On a third dimension, it is to try to solve contentions with a joint will and wisdom. It is to avoid taking sides. This is what you should do when you say regional power.
But the MHP says regional leader power.
I read it as a regional power. And as to becoming a global actor, when you resolve disputes and maintain stability in your region, that outcome takes you to further dimensions.
Who is Ekmeleddin İhsanoğlu?
Dr. Ekmeleddin İhsanoglu is a Turkish academic, diplomat and former secretary-general of the Organization of Islamic Cooperation (OIC).
He is currently an Istanbul candidate of the Nationalist Movement Party (MHP). İhsanoğlu was the joint candidate of the MHP and Republican People’s Party (CHP) at the 2014 presidential elections.
İhsanoglu served from 1980 to 2004 as the founding director general of the Research Centre for Islamic History, Art and Culture (IRCICA), an intergovernmental research center and subsidiary organ of the OIC.

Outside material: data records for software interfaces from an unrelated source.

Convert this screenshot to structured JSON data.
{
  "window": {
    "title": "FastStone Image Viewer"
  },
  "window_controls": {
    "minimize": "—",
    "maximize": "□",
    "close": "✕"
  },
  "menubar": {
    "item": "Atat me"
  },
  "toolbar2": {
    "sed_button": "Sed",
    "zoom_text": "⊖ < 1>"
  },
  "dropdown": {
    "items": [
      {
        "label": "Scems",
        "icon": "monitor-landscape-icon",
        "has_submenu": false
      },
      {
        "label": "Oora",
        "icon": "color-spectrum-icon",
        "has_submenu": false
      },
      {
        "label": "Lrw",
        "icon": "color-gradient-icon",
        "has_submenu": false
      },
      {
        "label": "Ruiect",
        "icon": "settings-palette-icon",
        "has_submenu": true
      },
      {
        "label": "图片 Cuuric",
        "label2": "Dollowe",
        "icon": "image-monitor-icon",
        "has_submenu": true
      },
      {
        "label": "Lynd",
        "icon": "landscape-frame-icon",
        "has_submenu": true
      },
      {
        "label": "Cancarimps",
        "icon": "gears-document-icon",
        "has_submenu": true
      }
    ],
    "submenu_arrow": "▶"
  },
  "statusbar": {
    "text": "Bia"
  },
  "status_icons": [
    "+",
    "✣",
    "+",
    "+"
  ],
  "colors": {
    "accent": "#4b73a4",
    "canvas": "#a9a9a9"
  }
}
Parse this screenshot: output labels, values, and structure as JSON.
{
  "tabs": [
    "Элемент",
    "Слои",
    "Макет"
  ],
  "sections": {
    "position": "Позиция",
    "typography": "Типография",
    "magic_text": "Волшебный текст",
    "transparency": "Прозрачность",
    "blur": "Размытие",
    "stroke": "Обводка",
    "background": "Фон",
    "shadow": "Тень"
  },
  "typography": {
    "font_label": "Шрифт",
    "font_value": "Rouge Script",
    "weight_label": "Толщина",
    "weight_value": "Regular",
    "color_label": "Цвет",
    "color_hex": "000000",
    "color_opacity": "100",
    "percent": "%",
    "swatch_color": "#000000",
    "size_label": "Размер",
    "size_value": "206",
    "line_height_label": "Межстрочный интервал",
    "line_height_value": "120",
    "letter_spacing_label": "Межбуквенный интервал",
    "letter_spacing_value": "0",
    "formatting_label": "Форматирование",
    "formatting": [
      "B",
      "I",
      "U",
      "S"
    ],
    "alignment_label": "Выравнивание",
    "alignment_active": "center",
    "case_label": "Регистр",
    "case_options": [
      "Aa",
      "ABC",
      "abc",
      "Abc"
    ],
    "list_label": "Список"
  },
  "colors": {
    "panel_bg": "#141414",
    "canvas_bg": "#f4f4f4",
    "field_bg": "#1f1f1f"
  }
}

He was born to a Turkish family on Dec. 26, 1943 in Cairo, Egypt, where he later studied science at the Ain Shams University, receiving his Bachelor of Science in 1966. He obtained his Master of Science in 1970 from Al-Azhar University and his doctorate from Ankara University’s Faculty of Science in 1974. He conducted his post-doctoral research and studies at the U.K.’s Exeter University from 1975 to 1977.
İhsanoglu has published a number of books, articles and papers in different languages on science, the history of science, and relations between the Muslim world and the West.